═════ Provided data ═════

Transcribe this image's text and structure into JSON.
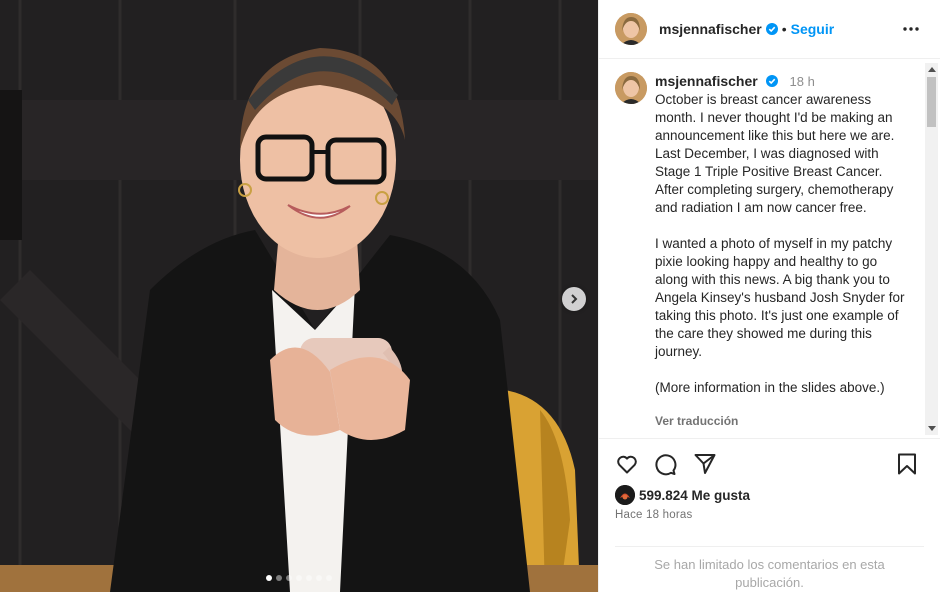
{
  "photo": {
    "carousel_dots": 7,
    "active_dot": 0,
    "next_icon": "chevron-right-icon"
  },
  "header": {
    "username": "msjennafischer",
    "verified_icon": "verified-badge-icon",
    "separator": "•",
    "follow_label": "Seguir",
    "more_icon": "more-options-icon"
  },
  "caption": {
    "username": "msjennafischer",
    "time": "18 h",
    "paragraphs": [
      "October is breast cancer awareness month. I never thought I'd be making an announcement like this but here we are. Last December, I was diagnosed with Stage 1 Triple Positive Breast Cancer. After completing surgery, chemotherapy and radiation I am now cancer free.",
      "I wanted a photo of myself in my patchy pixie looking happy and healthy to go along with this news. A big thank you to Angela Kinsey's husband Josh Snyder for taking this photo. It's just one example of the care they showed me during this journey.",
      "(More information in the slides above.)"
    ],
    "see_translation": "Ver traducción"
  },
  "actions": {
    "like_icon": "heart-icon",
    "comment_icon": "comment-icon",
    "share_icon": "share-icon",
    "save_icon": "bookmark-icon"
  },
  "likes": {
    "count_text": "599.824 Me gusta"
  },
  "posted_ago": "Hace 18 horas",
  "comments_limited": "Se han limitado los comentarios en esta publicación.",
  "colors": {
    "accent": "#0095f6",
    "verified": "#0095f6",
    "text": "#262626",
    "muted": "#737373"
  }
}
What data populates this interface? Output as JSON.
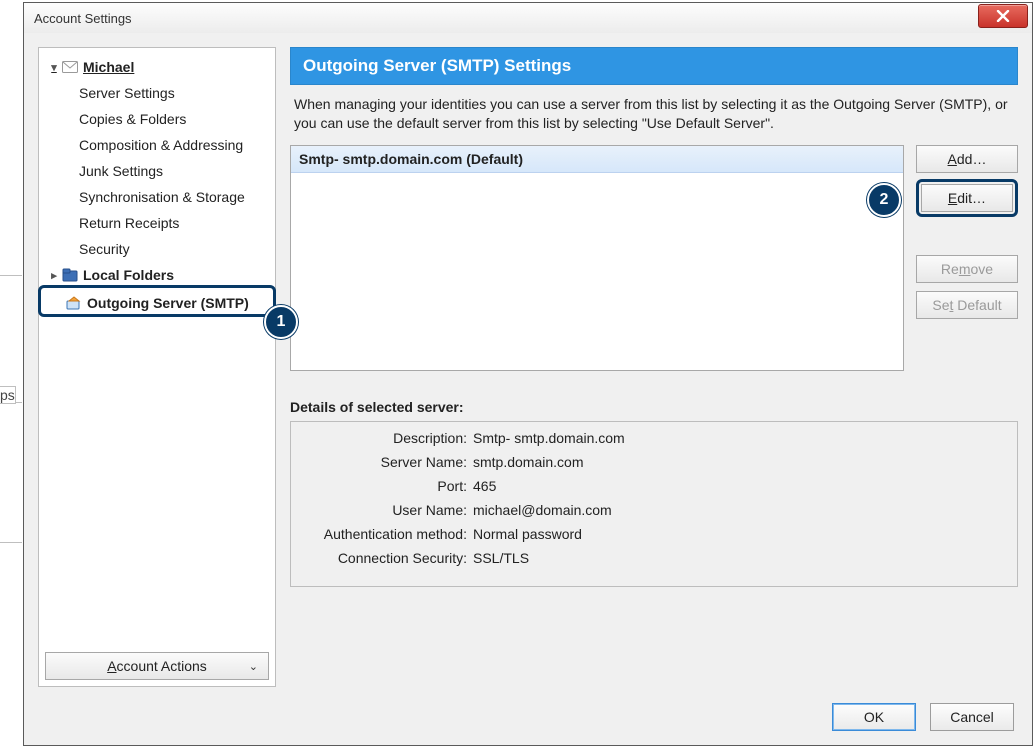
{
  "bg": {
    "ps_fragment": "ps"
  },
  "window": {
    "title": "Account Settings",
    "close_tooltip": "Close"
  },
  "tree": {
    "account_name": "Michael",
    "items": [
      "Server Settings",
      "Copies & Folders",
      "Composition & Addressing",
      "Junk Settings",
      "Synchronisation & Storage",
      "Return Receipts",
      "Security"
    ],
    "local_folders": "Local Folders",
    "smtp": "Outgoing Server (SMTP)"
  },
  "account_actions": {
    "prefix": "A",
    "rest": "ccount Actions"
  },
  "callouts": {
    "one": "1",
    "two": "2"
  },
  "content": {
    "heading": "Outgoing Server (SMTP) Settings",
    "description": "When managing your identities you can use a server from this list by selecting it as the Outgoing Server (SMTP), or you can use the default server from this list by selecting \"Use Default Server\".",
    "server_item": "Smtp- smtp.domain.com (Default)",
    "buttons": {
      "add_prefix": "A",
      "add_rest": "dd…",
      "edit_prefix": "E",
      "edit_rest": "dit…",
      "remove_pre": "Re",
      "remove_u": "m",
      "remove_post": "ove",
      "setdef_pre": "Se",
      "setdef_u": "t",
      "setdef_post": " Default"
    },
    "details_title": "Details of selected server:",
    "details": {
      "description_lbl": "Description:",
      "description_val": "Smtp- smtp.domain.com",
      "server_lbl": "Server Name:",
      "server_val": "smtp.domain.com",
      "port_lbl": "Port:",
      "port_val": "465",
      "user_lbl": "User Name:",
      "user_val": "michael@domain.com",
      "auth_lbl": "Authentication method:",
      "auth_val": "Normal password",
      "sec_lbl": "Connection Security:",
      "sec_val": "SSL/TLS"
    }
  },
  "footer": {
    "ok": "OK",
    "cancel": "Cancel"
  }
}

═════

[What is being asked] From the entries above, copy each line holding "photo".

[Answer for this exercise]
  "photo": {
      "I wanted a photo of myself in my patchy pixie looking happy and healthy to go along with this news. A big thank you to Angela Kinsey's husband Josh Snyder for taking this photo. It's just one example of the care they showed me during this journey.",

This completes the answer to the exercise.